A tribute to my deaf father, who found Jesus in jail

Eric Ollie Epps before he got saved.

By Eric Jordan Epps –

Eric Ollie Epps went to jail at 21 years old for fighting. Incredibly, he wound up in a cell with his father-in-law, Robert Ramirez. Robert gave him a Bible.

That’s how Eric got saved.

“My journey with God was a battle, but I still stood strong with God,” Eric said. He’s been blessed and happy to have God in his life, he says.

One more thing: Eric is deaf.

And he is a single parent. I’m his son.

My father grew up in the San Fernando Valley. He was born deaf but held out hope to hear one day – either by a miracle of science or by a miracle of God.

Deafness meant loneliness. He was cut out of conversations much of the time. Thanksgiving was the holiday where he felt left out the most.

Deaf Christian
The author and Eric Ollie.

“It was as if the hearing people had more power,” he admits, through American Sign Language.

Finally, at age 25, Dad accepted his identity and stopped insisting on being healed.

“God made me who I am,” he says.

One of many children on his dad’s side, Dad grew up living with his mother. But when his mom ran into trouble with the law, she moved to Las Vegas and took 13-year-old Eric with her.

At age 17, he met my mom, Kassandra Ramirez. Her brother was deaf, so she knew American Sign Language. Dad moved in with Mom when he turned 18. He was partying, smoking weed, and fighting.

Then Mom got pregnant, and I was born. When I turned two, they moved from Temecula, California to Las Vegas.

That’s when my dad found Jesus. Of the fight that landed Dad in jail, he doesn’t like to disclose the details, but says, “I won.”

Hearing God when deaf
He’s deaf, but that doesn’t mean he can’t hear the word of God.

However, he potentially faced a five-year sentence in the judicial system. He felt broken and scared.

By God’s providence, he was put in the same cell as his father-in-law, Robert Ramirez, who had been arrested for theft.

Ramirez was reading his Bible when his son-in-law entered the cell. He shared from his Bible with Eric and encouraged him to pray to receive Jesus as his Savior and Lord.

He accepted the truth and began to follow Jesus.

Amazingly, the charges against Eric were dropped and he was released after two weeks in jail.

Dad wanted to clean up his life and leave his unsavory Las Vegas friends and the temptations of the city.

Mom stayed behind in Las Vegas and their separation led to divorce, the saddest part of the story.

Being deaf was only one of Dad’s immediate problems. He had to find a legitimate way to pay the rent and the bills. For a time, we lived without hot water and electricity.

“I would secretly use a long wire to the laundry room to provide light in our apartment,” Dad confides.

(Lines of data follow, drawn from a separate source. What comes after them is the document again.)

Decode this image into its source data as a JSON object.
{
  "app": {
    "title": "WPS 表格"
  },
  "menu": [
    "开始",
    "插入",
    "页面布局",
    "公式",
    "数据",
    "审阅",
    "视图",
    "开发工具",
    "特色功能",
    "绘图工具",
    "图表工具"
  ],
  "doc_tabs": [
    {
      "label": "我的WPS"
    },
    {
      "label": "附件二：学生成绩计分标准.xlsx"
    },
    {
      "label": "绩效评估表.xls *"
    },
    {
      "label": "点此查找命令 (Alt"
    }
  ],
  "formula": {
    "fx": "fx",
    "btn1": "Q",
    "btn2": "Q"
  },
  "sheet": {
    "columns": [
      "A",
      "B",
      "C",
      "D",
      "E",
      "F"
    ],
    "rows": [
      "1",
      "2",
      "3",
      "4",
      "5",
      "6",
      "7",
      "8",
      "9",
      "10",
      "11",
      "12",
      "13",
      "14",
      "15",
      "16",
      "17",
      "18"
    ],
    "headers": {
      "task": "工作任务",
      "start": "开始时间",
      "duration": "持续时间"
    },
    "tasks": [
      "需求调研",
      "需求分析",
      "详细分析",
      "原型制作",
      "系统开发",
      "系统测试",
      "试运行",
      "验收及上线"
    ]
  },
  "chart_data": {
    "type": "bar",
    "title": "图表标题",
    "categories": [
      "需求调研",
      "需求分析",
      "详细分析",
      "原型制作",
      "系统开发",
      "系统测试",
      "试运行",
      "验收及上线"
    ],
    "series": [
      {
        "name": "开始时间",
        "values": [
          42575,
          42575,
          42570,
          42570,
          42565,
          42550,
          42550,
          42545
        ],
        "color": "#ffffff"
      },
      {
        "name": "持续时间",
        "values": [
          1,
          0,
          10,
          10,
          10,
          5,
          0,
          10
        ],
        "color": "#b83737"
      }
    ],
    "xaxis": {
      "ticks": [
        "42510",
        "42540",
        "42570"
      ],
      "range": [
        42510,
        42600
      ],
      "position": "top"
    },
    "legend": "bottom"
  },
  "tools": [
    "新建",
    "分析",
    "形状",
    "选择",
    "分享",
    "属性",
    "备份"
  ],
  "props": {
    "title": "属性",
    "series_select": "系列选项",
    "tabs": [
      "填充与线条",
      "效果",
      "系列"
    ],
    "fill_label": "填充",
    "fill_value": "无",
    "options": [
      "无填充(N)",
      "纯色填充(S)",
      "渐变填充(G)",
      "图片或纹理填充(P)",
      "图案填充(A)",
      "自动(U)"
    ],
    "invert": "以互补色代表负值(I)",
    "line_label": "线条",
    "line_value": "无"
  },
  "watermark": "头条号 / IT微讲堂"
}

He donated his blood for the money to provide food at the table, and often shopped at the 99 Cents Store.

how reach deaf for ChristBeing raised by a deaf father did not seem different to me. In fact, it felt normal. Except for one thing: I could always yell without getting in trouble and play video games at full volume.

When my dad enrolled me in pre-school, I talked like a deaf person, with the typical mispronunciations of a person who has never heard how to modulate pronunciation by hearing others.

My teachers were patient with me. Now I’m in high school, and my high school teacher says I’m the best student!

I was raised in the church. When I was 12, I decided to get baptized. My dad is persevering in the Gospel. He is currently trying to adopt my cousin, Ariana, because her dad passed away. “I wanted to keep her in the light and away from the darkness,” he says.

I thank God for my dad. I was surprised when interviewing him for this article to find out that he also thanks God for me.

He said that without his son he would not be who he is today. He matured since he had a child and felt that he had a purpose. “It felt strange when my son called me ‘dad’ because I never had a dad to call on nor did anyone label me as dad,” he said.

My dad is my inspiration. “Look forward to the future;” he says, “there is always hope!”

If you want to know more about a personal relationship with God, go here

Read more about God’s move among the deaf: Deaf missionary to Africa. And disabilities: Church that specializes in ministry to people with disabilities, One in four families have a child with disabilities: How is the church reaching them?, Should special needs couple be stopped from having kids?

About the writer of this article: Eric Epps studies at Lighthouse Christian Academy near the San Fernando Valley of Los Angeles.